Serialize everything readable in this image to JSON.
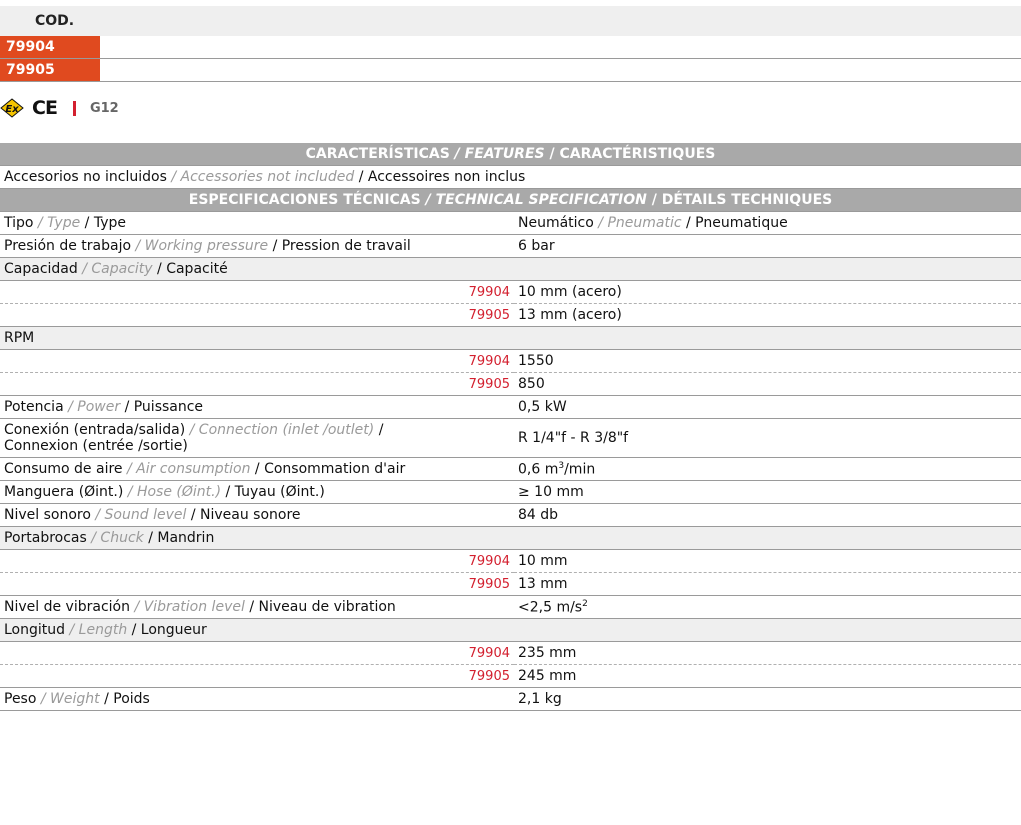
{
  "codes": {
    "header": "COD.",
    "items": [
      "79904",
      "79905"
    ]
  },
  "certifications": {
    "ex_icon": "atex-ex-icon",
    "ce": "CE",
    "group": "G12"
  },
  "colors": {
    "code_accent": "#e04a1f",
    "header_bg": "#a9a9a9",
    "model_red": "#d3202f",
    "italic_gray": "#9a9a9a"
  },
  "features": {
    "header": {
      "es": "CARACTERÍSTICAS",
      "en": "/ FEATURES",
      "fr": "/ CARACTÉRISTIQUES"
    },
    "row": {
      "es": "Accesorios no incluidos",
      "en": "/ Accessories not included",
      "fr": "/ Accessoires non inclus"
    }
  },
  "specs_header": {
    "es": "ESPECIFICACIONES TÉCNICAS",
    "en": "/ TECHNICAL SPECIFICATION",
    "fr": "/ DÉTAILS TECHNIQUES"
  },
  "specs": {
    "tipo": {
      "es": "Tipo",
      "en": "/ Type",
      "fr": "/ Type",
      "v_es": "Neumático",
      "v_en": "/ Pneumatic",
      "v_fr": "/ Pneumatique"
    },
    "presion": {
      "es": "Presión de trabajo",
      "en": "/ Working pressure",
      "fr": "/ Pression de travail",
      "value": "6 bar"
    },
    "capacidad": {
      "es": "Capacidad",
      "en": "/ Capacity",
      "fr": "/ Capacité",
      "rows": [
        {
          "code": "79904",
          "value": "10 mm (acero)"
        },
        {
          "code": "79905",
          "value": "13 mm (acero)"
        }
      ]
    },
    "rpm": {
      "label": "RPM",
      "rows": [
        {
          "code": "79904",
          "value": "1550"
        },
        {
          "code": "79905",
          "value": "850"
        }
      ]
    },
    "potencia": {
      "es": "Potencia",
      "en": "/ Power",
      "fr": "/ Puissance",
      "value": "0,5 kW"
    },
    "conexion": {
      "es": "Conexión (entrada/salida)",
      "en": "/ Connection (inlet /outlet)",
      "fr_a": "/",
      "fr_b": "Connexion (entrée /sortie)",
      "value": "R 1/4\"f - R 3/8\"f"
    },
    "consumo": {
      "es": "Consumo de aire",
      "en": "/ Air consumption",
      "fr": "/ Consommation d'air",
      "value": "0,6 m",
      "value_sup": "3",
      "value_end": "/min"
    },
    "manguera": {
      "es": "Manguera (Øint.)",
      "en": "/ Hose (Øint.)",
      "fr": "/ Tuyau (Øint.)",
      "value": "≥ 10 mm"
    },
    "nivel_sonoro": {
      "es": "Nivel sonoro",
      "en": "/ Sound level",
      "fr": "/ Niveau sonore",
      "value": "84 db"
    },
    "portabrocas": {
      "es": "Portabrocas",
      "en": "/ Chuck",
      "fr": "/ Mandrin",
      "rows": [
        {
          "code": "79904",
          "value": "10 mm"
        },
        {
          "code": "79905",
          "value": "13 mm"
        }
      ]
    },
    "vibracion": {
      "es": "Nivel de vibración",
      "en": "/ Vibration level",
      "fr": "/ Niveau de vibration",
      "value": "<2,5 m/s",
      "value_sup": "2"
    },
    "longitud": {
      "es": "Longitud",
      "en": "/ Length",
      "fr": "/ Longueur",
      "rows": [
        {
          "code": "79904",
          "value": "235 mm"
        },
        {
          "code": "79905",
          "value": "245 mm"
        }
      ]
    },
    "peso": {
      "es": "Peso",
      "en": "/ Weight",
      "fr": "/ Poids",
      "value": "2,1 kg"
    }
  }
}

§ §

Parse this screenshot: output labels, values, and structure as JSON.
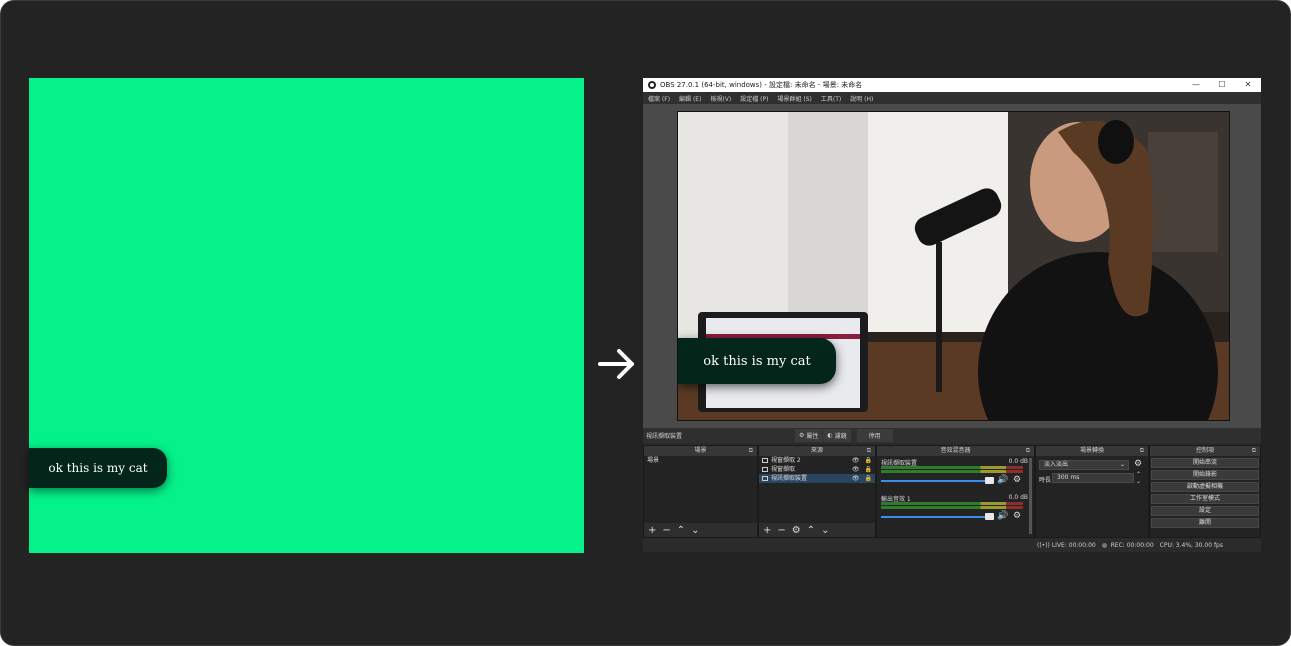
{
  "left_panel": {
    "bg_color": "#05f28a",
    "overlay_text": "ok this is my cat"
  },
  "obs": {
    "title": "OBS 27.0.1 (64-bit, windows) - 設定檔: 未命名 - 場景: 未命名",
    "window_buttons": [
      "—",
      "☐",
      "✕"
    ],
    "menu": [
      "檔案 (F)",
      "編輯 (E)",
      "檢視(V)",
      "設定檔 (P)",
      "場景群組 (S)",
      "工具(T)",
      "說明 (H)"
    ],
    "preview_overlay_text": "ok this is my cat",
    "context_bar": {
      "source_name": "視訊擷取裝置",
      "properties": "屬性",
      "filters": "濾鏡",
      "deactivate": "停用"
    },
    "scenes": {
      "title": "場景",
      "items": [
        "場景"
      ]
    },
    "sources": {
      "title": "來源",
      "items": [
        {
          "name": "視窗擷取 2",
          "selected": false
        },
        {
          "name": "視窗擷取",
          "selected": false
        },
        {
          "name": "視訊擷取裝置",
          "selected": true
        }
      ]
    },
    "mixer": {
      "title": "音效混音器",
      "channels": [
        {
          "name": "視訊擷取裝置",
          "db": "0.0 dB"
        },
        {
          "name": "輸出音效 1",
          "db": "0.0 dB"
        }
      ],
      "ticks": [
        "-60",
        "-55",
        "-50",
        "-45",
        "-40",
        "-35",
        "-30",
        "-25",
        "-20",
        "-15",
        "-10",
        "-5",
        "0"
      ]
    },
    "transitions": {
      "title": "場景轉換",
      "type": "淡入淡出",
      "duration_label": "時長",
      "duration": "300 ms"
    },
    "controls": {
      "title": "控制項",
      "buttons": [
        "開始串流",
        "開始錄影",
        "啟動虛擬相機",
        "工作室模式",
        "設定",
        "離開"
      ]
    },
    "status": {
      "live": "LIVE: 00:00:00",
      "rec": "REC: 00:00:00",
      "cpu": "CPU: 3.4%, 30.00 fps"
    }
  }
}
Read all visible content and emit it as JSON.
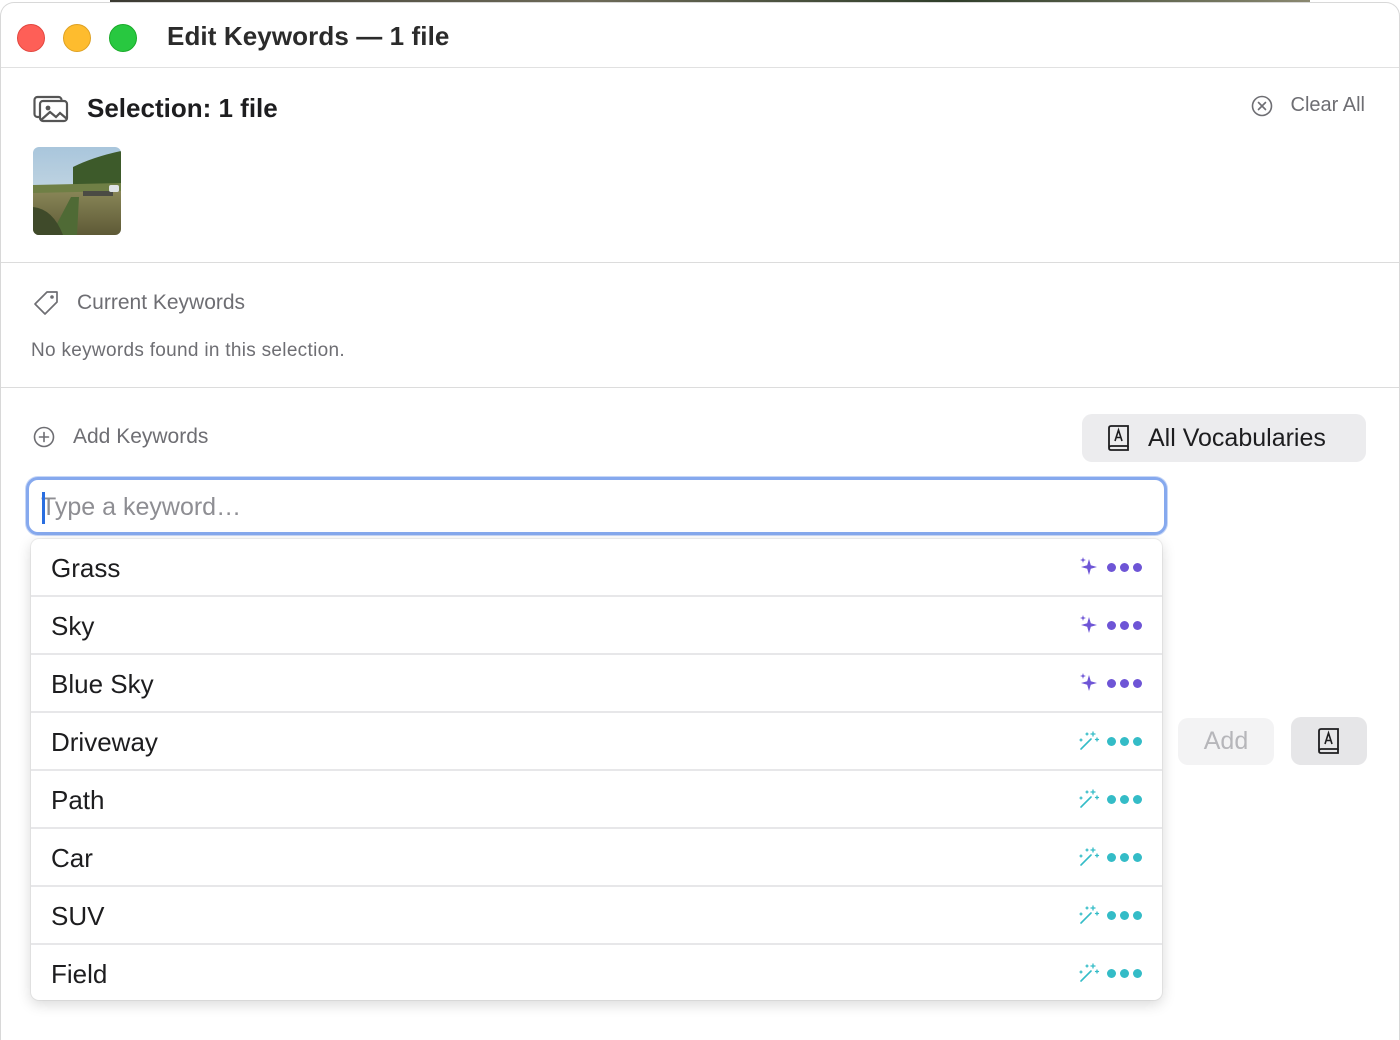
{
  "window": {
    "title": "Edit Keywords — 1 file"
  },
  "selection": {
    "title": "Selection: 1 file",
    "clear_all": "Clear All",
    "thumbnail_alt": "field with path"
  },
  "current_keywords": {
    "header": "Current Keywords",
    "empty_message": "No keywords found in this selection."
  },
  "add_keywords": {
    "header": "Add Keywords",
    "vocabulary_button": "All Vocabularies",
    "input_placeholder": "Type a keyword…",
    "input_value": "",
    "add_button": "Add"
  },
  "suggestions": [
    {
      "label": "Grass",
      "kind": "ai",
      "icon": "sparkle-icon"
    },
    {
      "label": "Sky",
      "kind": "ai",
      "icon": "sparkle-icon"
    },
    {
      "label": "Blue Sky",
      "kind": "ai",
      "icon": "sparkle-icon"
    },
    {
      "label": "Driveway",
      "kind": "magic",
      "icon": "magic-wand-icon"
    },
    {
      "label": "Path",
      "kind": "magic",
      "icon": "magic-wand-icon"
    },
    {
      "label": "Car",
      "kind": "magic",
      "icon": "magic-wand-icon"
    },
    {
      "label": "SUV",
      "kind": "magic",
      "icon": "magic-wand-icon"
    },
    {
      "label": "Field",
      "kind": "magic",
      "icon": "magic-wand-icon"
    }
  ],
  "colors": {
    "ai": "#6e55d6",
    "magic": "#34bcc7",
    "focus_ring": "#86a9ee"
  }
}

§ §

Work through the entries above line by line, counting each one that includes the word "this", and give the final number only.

### Final answer
5